It should be obvious how wrong Marriott was in this business, and they should be glad they only have a $600,000 FCC fine to deal with. But apparently they don't see it that way. Marriott is now petitioning FCC for permission to block. Marriott calls itself a "Wi-Fi network operator," and therefore wants to wants to "manage [its] network" for, um, you know, security and reliability and stuff.

So I'd just like to take a brief moment to point out a few things:


The method Marriott used to "manage their networks in order to provide a secure and reliable Wi-Fi service to guests on their premises," was a literal hacker-style attack on the personal WiFi of guests on their premises. It sent messages to WiFi hotspots and users of those WiFi hotspots to attempt to deauthenticate them — if you can break the handshake, you can usually break or severely degrade the connection.


Okay point two is more like a story. When I was a tech journalist, I relied heavily on personal WiFi hotspots at events. If the event was important enough, I'd often have three internet access options ready to go: a Verizon hotspot, a Sprint hotspot, and my own AT&T phone capable of tethering as a last resort. At Engadget we made our money by being on the scene at a gadget launch event and being the fastest to get the news up on the internet. Over time, free WiFi has become more commonplace, but it can never be a crutch: being the journalist with backup internet becomes a big differentiator when you competitors are being disappointed by "official" WiFi.
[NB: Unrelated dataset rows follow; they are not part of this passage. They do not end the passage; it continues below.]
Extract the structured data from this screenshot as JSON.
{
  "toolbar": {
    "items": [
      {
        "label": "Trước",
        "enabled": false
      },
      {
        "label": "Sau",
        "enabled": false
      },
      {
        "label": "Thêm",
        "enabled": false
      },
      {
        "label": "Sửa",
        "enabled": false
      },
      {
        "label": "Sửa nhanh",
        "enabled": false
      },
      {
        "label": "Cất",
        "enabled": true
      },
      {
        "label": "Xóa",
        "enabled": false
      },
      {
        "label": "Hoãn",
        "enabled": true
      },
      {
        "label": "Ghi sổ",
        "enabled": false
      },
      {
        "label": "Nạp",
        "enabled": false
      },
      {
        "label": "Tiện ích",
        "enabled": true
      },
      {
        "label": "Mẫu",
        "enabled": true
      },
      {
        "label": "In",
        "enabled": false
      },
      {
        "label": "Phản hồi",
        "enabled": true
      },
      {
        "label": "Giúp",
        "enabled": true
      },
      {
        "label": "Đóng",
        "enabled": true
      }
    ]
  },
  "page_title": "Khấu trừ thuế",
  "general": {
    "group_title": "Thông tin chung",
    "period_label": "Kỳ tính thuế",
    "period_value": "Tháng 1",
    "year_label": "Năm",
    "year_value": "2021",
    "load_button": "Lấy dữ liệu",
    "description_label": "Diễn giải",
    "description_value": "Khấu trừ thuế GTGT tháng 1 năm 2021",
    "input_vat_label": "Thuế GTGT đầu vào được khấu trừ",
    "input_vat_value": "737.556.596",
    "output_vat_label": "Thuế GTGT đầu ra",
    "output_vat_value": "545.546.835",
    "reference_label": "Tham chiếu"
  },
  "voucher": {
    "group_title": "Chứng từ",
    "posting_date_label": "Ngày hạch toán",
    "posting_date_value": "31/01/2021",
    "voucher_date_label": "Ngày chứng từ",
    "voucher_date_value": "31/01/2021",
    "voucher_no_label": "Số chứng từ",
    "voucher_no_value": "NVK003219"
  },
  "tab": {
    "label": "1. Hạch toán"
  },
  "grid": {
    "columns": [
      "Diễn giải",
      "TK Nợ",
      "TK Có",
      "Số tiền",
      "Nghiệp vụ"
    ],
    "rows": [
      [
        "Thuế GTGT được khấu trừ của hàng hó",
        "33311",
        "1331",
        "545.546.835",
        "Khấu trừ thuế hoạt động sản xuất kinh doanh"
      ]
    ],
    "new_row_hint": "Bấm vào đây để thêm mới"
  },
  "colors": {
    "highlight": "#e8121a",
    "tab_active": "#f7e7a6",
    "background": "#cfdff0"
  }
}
Why do I tell this whole story in the middle of this series of bullet points? It's because WiFi access isn't just about some business transaction between rich exhibitors and rich convention center owners, it's about communication. When you block legitimate WiFi, you literally inhibit communication.


OMG Marriott if you just charged something reasonable for WiFi at conferences (like $5 or $50 I dunno just not $1000) then you wouldn't have everybody and their mom setting up personal WiFi hotspots. Yes, overlapping WiFi signals can interfere with each other. You can do two things to stop that from happening: break everybody's WiFi in clear violation of the spirit and law of the unlicensed wireless spectrum that WiFi inhabits, or offer a better alternative to personal hotspots inside your convention center.


And now maybe I'm beating a dead horse, but I just want to point out whose "network" WiFi in any vicinity is: nobody and everybody's. It's unlicensed spectrum for a reason. Go ahead, manage your network, boot off rogue connections, maybe even go after those "Free WiFi" spoofers trying to steal everyone's credit card info, but don't break someone else's network. It's not your spectrum, just your network.


Imagine we're all sharing a river. And we're manufacturers. And you're upstream from me, and...

Oh never mind. Just stop, Marriott.

About Paul Miller

That guy who left the internet for a year